Biology and management of common groundsel (senecio vulgaris L.) in strawberry
Common groundsel (Senecio vulgaris L.) is an annual weed of Mediterranean origin that has become a worldwide pest in many crop production systems, including small fruit crops like strawberry. Management of common groundsel has been difficult because of its tolerance of many control measures and resistance to some herbicides, and because of inadequate or conflicting information about its biology. Studies were conducted in Ohio to determine the effect of common groundsel’s maternal environment on seed dormancy, describe the pattern of seedling emergence and seed persistence, and to evaluate the response of common groundsel and strawberry to herbicides. Experiments were conducted using local seeds and seeds collected along a 700-km transect from Michigan to Kentucky. Freshly matured seeds collected from sites along this transect differed in germination response to temperature, but when plants from these sites were grown in a common environment the seeds responded uniformly to temperature. In growth chamber studies, seeds maturing on plants growing in cold short day conditions were mostly dormant whereas seeds produced on plants in warm long day conditions were mostly non-dormant. Changing temperature conditions from warm to cold increased seed dormancy, especially when the change occurred in early reproductive stages. The dormancy status of buried seeds varied throughout the year, mostly in response to soil temperature. Seedling emergence was limited by both rainfall and temperature but there was an interaction with tillage. A logistic regression model demonstrated that in tilled soil, emergence was stimulated by small amounts of rainfall, but in no-till conditions about ten-times as much rainfall is required to stimulate emergence. Nearly all buried seeds germinated or died during two years of burial in soil.
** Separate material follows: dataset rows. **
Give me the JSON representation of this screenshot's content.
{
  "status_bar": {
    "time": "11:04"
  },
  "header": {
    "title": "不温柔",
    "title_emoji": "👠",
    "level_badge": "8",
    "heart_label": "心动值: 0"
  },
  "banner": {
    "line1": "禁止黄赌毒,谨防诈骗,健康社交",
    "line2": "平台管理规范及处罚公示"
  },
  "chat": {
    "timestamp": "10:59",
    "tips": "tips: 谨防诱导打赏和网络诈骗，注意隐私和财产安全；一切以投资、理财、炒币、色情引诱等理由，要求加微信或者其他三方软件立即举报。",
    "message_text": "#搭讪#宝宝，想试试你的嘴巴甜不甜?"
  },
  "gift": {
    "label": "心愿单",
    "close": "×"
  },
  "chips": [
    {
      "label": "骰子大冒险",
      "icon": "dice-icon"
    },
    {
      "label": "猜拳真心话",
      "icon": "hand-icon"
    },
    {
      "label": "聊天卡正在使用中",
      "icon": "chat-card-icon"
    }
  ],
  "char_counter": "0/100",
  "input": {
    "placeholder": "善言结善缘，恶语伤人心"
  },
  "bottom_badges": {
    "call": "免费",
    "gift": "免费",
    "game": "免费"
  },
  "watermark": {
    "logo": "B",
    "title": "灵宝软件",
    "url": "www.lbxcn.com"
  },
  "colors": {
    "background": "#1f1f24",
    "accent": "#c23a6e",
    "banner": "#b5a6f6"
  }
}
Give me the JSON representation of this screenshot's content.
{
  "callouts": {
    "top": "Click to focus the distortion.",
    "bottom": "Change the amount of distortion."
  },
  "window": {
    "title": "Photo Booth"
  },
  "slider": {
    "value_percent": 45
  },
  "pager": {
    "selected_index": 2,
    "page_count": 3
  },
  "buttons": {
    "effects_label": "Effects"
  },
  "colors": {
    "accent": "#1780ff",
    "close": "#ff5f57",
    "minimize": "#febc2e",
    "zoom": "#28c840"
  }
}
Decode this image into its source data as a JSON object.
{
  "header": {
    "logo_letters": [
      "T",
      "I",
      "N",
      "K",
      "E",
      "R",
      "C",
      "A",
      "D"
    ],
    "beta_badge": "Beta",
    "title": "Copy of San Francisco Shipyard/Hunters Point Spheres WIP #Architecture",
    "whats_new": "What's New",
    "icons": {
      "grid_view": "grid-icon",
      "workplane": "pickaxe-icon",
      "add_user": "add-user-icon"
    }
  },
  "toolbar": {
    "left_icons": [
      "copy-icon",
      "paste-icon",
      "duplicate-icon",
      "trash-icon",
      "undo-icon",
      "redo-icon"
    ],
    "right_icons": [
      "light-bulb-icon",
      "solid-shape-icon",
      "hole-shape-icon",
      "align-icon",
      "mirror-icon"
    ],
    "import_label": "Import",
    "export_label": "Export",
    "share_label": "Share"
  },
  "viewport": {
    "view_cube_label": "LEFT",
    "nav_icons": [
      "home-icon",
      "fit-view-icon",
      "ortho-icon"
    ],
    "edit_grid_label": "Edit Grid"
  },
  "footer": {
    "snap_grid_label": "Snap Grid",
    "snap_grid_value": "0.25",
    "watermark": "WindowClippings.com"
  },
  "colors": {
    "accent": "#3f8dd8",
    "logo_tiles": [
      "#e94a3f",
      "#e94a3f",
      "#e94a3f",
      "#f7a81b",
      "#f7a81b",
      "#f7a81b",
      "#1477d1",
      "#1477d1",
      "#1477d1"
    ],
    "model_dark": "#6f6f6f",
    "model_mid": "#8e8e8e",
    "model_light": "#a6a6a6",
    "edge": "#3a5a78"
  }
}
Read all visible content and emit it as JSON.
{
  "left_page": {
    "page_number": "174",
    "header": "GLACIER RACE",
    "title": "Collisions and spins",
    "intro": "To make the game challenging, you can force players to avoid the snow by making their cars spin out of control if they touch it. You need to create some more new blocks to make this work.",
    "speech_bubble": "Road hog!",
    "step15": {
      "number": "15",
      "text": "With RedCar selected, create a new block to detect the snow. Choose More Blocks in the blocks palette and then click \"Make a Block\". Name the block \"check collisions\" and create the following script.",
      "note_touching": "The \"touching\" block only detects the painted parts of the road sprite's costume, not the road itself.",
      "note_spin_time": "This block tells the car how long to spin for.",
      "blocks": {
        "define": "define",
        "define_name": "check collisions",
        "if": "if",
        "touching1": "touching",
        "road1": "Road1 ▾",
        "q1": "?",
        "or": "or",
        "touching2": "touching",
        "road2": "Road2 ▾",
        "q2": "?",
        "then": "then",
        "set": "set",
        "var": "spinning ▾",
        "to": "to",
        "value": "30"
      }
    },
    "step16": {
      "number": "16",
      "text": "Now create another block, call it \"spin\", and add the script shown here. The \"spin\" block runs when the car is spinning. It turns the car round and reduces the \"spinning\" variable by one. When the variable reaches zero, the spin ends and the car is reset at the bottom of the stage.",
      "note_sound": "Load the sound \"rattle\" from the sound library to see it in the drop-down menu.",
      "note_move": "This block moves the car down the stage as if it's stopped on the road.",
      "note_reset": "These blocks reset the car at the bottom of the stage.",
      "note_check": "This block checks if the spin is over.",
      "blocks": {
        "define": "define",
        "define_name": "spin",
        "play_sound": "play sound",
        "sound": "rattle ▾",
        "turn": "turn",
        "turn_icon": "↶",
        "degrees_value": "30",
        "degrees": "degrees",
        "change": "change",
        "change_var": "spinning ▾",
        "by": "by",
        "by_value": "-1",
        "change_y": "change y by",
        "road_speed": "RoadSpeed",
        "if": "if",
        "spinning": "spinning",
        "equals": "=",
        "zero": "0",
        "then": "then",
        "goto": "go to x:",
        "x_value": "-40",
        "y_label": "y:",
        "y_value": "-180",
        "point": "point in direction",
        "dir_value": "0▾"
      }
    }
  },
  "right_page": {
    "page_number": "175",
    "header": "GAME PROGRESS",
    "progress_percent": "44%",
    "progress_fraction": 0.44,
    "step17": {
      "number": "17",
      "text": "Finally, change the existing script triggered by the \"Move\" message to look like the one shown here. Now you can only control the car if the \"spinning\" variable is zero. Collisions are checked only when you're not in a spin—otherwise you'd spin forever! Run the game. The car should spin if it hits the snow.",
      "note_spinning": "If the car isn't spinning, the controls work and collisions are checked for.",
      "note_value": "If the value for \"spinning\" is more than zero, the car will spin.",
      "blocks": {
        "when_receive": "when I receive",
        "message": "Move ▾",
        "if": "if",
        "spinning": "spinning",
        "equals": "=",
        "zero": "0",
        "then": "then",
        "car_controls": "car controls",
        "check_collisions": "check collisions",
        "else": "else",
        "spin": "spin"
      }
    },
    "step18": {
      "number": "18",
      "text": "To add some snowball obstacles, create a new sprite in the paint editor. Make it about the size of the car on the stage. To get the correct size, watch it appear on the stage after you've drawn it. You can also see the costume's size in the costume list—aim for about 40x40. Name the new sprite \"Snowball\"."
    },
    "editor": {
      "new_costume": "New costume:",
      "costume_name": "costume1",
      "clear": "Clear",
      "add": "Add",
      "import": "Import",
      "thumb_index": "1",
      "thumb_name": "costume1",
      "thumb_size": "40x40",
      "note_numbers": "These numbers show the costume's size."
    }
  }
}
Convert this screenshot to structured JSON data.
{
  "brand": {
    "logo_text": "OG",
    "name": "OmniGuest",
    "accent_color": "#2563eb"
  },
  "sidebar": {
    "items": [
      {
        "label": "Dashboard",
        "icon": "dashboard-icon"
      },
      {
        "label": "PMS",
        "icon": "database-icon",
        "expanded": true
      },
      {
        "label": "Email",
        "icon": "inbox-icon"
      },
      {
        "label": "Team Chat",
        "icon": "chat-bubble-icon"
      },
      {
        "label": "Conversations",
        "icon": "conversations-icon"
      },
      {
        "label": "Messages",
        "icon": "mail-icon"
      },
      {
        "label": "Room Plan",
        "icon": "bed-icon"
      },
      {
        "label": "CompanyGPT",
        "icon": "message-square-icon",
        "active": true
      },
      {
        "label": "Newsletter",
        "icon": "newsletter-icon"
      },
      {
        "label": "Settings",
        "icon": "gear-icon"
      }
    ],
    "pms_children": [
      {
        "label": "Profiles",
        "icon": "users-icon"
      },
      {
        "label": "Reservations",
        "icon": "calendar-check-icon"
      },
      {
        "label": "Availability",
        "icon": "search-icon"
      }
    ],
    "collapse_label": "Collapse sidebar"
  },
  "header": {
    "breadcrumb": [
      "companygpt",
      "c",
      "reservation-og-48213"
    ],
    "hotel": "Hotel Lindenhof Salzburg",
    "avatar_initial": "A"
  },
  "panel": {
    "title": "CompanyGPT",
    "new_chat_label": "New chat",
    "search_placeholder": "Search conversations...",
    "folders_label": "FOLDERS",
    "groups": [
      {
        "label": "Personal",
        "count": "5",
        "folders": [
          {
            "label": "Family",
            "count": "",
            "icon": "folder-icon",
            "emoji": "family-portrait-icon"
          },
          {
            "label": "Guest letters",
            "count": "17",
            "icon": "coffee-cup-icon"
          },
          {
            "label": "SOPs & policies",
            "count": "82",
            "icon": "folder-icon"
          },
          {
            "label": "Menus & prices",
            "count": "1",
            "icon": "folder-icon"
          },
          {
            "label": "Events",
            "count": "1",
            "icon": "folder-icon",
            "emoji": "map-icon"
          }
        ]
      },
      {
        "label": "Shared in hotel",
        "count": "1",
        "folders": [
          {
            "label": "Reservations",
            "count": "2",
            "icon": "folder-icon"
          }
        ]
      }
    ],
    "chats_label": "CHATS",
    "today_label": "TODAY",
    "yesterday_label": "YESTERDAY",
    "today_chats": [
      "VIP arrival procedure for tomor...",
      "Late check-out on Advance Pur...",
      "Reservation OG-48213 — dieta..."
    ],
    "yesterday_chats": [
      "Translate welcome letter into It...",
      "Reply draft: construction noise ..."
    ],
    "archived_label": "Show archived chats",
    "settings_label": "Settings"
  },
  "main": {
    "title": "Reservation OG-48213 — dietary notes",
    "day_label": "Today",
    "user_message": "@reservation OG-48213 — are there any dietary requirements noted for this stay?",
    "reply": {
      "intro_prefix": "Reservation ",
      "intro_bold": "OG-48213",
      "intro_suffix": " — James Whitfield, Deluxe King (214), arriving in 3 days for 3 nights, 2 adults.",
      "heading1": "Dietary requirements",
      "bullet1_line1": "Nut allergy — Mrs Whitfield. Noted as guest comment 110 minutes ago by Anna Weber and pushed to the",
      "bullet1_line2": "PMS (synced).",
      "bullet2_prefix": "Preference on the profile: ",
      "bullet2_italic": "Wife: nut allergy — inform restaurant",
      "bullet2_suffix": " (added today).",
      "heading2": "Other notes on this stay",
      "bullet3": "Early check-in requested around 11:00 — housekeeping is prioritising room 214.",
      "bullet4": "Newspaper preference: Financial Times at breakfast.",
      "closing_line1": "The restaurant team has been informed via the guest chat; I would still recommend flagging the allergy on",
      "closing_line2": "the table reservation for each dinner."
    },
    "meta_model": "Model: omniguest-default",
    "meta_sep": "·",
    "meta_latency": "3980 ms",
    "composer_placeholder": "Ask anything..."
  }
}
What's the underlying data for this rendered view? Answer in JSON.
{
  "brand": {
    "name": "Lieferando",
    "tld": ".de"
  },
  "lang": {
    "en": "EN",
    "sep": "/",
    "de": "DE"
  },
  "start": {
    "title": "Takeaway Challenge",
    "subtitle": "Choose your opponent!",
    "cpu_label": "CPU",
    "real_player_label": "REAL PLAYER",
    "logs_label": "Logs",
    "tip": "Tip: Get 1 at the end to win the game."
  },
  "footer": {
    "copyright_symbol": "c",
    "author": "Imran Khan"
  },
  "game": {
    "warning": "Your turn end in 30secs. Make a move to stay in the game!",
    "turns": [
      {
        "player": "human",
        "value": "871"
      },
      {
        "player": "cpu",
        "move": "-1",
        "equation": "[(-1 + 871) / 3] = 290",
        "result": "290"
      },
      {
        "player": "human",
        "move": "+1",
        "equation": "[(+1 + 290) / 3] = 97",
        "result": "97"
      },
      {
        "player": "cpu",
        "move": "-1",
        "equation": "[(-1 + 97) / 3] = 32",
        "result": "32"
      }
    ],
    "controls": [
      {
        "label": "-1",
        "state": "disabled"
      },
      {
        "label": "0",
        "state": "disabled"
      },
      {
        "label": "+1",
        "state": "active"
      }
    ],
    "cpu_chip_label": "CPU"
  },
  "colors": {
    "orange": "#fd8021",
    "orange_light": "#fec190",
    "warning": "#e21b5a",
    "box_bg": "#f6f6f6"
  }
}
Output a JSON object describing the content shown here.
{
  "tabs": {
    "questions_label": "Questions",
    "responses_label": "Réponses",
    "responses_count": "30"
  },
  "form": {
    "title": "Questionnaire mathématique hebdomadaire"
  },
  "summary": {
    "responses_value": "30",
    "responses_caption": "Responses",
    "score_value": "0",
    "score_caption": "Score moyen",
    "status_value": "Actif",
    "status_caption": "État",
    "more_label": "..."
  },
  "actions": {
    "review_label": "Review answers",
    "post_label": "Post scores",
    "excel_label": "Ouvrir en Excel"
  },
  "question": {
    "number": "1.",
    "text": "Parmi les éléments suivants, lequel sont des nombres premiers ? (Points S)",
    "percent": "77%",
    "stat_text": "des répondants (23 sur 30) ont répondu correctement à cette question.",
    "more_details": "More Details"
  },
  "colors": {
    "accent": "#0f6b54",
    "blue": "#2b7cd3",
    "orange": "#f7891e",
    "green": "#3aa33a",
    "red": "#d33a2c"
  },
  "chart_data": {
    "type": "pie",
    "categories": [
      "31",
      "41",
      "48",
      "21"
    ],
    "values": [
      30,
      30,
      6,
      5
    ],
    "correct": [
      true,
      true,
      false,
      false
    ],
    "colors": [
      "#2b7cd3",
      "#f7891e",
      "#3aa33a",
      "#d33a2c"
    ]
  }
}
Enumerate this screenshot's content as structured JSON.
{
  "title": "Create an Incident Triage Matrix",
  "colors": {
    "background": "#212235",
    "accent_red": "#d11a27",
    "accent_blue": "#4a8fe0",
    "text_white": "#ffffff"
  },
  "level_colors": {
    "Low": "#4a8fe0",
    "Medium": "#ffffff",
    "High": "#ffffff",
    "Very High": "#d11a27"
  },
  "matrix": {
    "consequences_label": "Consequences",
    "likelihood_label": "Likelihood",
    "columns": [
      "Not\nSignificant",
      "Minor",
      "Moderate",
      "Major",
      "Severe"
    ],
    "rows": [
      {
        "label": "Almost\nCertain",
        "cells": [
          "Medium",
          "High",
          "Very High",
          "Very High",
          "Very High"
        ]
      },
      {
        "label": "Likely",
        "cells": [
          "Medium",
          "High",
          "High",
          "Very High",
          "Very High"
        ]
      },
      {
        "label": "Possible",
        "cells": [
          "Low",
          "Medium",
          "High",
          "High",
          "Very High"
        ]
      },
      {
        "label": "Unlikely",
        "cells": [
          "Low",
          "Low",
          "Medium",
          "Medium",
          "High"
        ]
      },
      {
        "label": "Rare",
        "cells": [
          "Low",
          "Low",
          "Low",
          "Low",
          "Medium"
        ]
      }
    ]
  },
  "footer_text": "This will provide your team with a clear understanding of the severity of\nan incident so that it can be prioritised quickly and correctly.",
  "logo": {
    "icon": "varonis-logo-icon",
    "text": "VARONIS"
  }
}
In newly established strawberries, common groundsel was controlled with the herbicide sulfentrazone (N-[2,4-dichloro-5-[4-(difluoromethyl)-4,5-dihydro-3-methyl-5-oxo-1H-1,2,4-triazol-1-yl-]phenyl]methanesulfonamide) applied before seedling emergence at rates of 0.15 and 0.3 kg/ha. Stunting was observed in strawberry plants as herbicide rates increased, and was more severe on a high pH (> 6.5) soil and on cultivar ‘Allstar’ compared with ‘Jewel’. Late summer applications of clopyralid (3,6-dichloro-2-pyridinecarboxylic acid) herbicide (0.1-0.2 kg/ha) controlled common groundsel without suppressing strawberry foliage or reducing yield.
School:The Ohio State University
School Location:USA - Ohio
Source Type:Master's Thesis
Keywords:maternal environment seed dormancy sulfentrazone clopyralid weed emergence longevity
Date of Publication:01/01/2003